__Work to complete__
Your answer must match the entries below word for word.

Stored items from a collection:
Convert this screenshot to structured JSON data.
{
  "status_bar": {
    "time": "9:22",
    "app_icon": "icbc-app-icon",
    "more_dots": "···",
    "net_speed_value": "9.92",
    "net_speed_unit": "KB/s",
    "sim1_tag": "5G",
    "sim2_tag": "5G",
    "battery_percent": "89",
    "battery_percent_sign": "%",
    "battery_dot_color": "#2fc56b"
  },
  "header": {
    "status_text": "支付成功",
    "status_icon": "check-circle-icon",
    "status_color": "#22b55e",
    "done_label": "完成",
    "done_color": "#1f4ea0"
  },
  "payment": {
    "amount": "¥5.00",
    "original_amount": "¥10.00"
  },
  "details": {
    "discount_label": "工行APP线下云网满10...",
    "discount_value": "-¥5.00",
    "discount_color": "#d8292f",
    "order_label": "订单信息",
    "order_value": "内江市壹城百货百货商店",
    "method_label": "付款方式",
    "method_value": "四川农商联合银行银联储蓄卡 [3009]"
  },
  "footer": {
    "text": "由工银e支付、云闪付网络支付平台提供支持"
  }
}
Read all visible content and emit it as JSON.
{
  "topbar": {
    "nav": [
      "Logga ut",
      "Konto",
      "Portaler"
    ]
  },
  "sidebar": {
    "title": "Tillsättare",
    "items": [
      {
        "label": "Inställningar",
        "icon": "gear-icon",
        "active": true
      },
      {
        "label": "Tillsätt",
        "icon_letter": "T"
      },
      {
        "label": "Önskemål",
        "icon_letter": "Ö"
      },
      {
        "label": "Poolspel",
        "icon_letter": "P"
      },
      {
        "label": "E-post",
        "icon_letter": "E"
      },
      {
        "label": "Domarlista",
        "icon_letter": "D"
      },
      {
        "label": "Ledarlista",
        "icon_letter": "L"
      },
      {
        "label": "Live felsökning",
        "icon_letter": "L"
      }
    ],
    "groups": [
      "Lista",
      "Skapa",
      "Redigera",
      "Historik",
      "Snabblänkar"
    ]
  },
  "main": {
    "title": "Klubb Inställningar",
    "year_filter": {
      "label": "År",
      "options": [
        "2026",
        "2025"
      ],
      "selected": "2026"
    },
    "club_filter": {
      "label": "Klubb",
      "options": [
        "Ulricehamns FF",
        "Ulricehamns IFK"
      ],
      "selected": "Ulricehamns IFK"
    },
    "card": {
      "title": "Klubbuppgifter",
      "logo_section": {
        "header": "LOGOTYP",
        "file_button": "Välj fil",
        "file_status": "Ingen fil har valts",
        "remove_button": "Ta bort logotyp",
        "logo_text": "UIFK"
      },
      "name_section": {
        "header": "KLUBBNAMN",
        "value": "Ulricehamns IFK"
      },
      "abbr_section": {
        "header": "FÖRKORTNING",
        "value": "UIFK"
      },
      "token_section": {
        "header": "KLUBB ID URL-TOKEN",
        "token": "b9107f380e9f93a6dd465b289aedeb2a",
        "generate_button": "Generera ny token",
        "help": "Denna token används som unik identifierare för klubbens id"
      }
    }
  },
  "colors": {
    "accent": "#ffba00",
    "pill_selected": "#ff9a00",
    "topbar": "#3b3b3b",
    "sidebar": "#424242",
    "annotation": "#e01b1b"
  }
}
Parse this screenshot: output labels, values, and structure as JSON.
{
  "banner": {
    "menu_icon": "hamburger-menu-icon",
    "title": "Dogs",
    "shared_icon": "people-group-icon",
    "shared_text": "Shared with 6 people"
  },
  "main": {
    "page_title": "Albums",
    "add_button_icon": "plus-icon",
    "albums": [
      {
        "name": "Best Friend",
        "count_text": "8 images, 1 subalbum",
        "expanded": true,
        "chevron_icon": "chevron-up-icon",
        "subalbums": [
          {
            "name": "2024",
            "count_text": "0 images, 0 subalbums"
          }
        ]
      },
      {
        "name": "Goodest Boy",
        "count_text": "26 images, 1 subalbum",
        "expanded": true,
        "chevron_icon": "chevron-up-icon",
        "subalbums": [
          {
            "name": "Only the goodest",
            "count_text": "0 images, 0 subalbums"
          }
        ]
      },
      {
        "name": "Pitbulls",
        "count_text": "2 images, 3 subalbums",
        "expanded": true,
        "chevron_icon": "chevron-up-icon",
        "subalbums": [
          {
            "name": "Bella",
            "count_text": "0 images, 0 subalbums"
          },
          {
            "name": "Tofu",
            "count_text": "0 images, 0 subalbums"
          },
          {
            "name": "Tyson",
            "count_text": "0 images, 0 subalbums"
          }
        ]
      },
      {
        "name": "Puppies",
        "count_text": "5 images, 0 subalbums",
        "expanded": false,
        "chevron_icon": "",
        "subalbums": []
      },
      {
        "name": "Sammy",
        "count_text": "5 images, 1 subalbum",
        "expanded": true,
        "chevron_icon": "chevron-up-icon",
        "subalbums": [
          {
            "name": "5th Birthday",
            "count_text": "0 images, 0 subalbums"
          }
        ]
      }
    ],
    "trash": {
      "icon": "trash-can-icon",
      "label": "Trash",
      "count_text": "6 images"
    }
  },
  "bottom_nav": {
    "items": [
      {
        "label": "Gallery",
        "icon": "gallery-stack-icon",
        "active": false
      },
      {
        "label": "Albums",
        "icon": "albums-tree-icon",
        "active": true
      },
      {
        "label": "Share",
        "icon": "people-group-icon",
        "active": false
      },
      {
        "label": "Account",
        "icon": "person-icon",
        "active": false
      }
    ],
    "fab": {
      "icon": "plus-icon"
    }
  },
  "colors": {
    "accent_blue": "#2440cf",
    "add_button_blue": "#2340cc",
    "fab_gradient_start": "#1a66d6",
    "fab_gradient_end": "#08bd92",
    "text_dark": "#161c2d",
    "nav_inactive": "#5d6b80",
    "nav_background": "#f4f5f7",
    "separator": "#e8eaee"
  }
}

__The answer__
Convert this screenshot to structured JSON data.
{
  "status_bar": {
    "time": "9:22",
    "app_icon": "icbc-app-icon",
    "more_dots": "···",
    "net_speed_value": "9.92",
    "net_speed_unit": "KB/s",
    "sim1_tag": "5G",
    "sim2_tag": "5G",
    "battery_percent": "89",
    "battery_percent_sign": "%",
    "battery_dot_color": "#2fc56b"
  },
  "header": {
    "status_text": "支付成功",
    "status_icon": "check-circle-icon",
    "status_color": "#22b55e",
    "done_label": "完成",
    "done_color": "#1f4ea0"
  },
  "payment": {
    "amount": "¥5.00",
    "original_amount": "¥10.00"
  },
  "details": {
    "discount_label": "工行APP线下云网满10...",
    "discount_value": "-¥5.00",
    "discount_color": "#d8292f",
    "order_label": "订单信息",
    "order_value": "内江市壹城百货百货商店",
    "method_label": "付款方式",
    "method_value": "四川农商联合银行银联储蓄卡 [3009]"
  },
  "footer": {
    "text": "由工银e支付、云闪付网络支付平台提供支持"
  }
}
Read all visible content and emit it as JSON.
{
  "topbar": {
    "nav": [
      "Logga ut",
      "Konto",
      "Portaler"
    ]
  },
  "sidebar": {
    "title": "Tillsättare",
    "items": [
      {
        "label": "Inställningar",
        "icon": "gear-icon",
        "active": true
      },
      {
        "label": "Tillsätt",
        "icon_letter": "T"
      },
      {
        "label": "Önskemål",
        "icon_letter": "Ö"
      },
      {
        "label": "Poolspel",
        "icon_letter": "P"
      },
      {
        "label": "E-post",
        "icon_letter": "E"
      },
      {
        "label": "Domarlista",
        "icon_letter": "D"
      },
      {
        "label": "Ledarlista",
        "icon_letter": "L"
      },
      {
        "label": "Live felsökning",
        "icon_letter": "L"
      }
    ],
    "groups": [
      "Lista",
      "Skapa",
      "Redigera",
      "Historik",
      "Snabblänkar"
    ]
  },
  "main": {
    "title": "Klubb Inställningar",
    "year_filter": {
      "label": "År",
      "options": [
        "2026",
        "2025"
      ],
      "selected": "2026"
    },
    "club_filter": {
      "label": "Klubb",
      "options": [
        "Ulricehamns FF",
        "Ulricehamns IFK"
      ],
      "selected": "Ulricehamns IFK"
    },
    "card": {
      "title": "Klubbuppgifter",
      "logo_section": {
        "header": "LOGOTYP",
        "file_button": "Välj fil",
        "file_status": "Ingen fil har valts",
        "remove_button": "Ta bort logotyp",
        "logo_text": "UIFK"
      },
      "name_section": {
        "header": "KLUBBNAMN",
        "value": "Ulricehamns IFK"
      },
      "abbr_section": {
        "header": "FÖRKORTNING",
        "value": "UIFK"
      },
      "token_section": {
        "header": "KLUBB ID URL-TOKEN",
        "token": "b9107f380e9f93a6dd465b289aedeb2a",
        "generate_button": "Generera ny token",
        "help": "Denna token används som unik identifierare för klubbens id"
      }
    }
  },
  "colors": {
    "accent": "#ffba00",
    "pill_selected": "#ff9a00",
    "topbar": "#3b3b3b",
    "sidebar": "#424242",
    "annotation": "#e01b1b"
  }
}
Parse this screenshot: output labels, values, and structure as JSON.
{
  "banner": {
    "menu_icon": "hamburger-menu-icon",
    "title": "Dogs",
    "shared_icon": "people-group-icon",
    "shared_text": "Shared with 6 people"
  },
  "main": {
    "page_title": "Albums",
    "add_button_icon": "plus-icon",
    "albums": [
      {
        "name": "Best Friend",
        "count_text": "8 images, 1 subalbum",
        "expanded": true,
        "chevron_icon": "chevron-up-icon",
        "subalbums": [
          {
            "name": "2024",
            "count_text": "0 images, 0 subalbums"
          }
        ]
      },
      {
        "name": "Goodest Boy",
        "count_text": "26 images, 1 subalbum",
        "expanded": true,
        "chevron_icon": "chevron-up-icon",
        "subalbums": [
          {
            "name": "Only the goodest",
            "count_text": "0 images, 0 subalbums"
          }
        ]
      },
      {
        "name": "Pitbulls",
        "count_text": "2 images, 3 subalbums",
        "expanded": true,
        "chevron_icon": "chevron-up-icon",
        "subalbums": [
          {
            "name": "Bella",
            "count_text": "0 images, 0 subalbums"
          },
          {
            "name": "Tofu",
            "count_text": "0 images, 0 subalbums"
          },
          {
            "name": "Tyson",
            "count_text": "0 images, 0 subalbums"
          }
        ]
      },
      {
        "name": "Puppies",
        "count_text": "5 images, 0 subalbums",
        "expanded": false,
        "chevron_icon": "",
        "subalbums": []
      },
      {
        "name": "Sammy",
        "count_text": "5 images, 1 subalbum",
        "expanded": true,
        "chevron_icon": "chevron-up-icon",
        "subalbums": [
          {
            "name": "5th Birthday",
            "count_text": "0 images, 0 subalbums"
          }
        ]
      }
    ],
    "trash": {
      "icon": "trash-can-icon",
      "label": "Trash",
      "count_text": "6 images"
    }
  },
  "bottom_nav": {
    "items": [
      {
        "label": "Gallery",
        "icon": "gallery-stack-icon",
        "active": false
      },
      {
        "label": "Albums",
        "icon": "albums-tree-icon",
        "active": true
      },
      {
        "label": "Share",
        "icon": "people-group-icon",
        "active": false
      },
      {
        "label": "Account",
        "icon": "person-icon",
        "active": false
      }
    ],
    "fab": {
      "icon": "plus-icon"
    }
  },
  "colors": {
    "accent_blue": "#2440cf",
    "add_button_blue": "#2340cc",
    "fab_gradient_start": "#1a66d6",
    "fab_gradient_end": "#08bd92",
    "text_dark": "#161c2d",
    "nav_inactive": "#5d6b80",
    "nav_background": "#f4f5f7",
    "separator": "#e8eaee"
  }
}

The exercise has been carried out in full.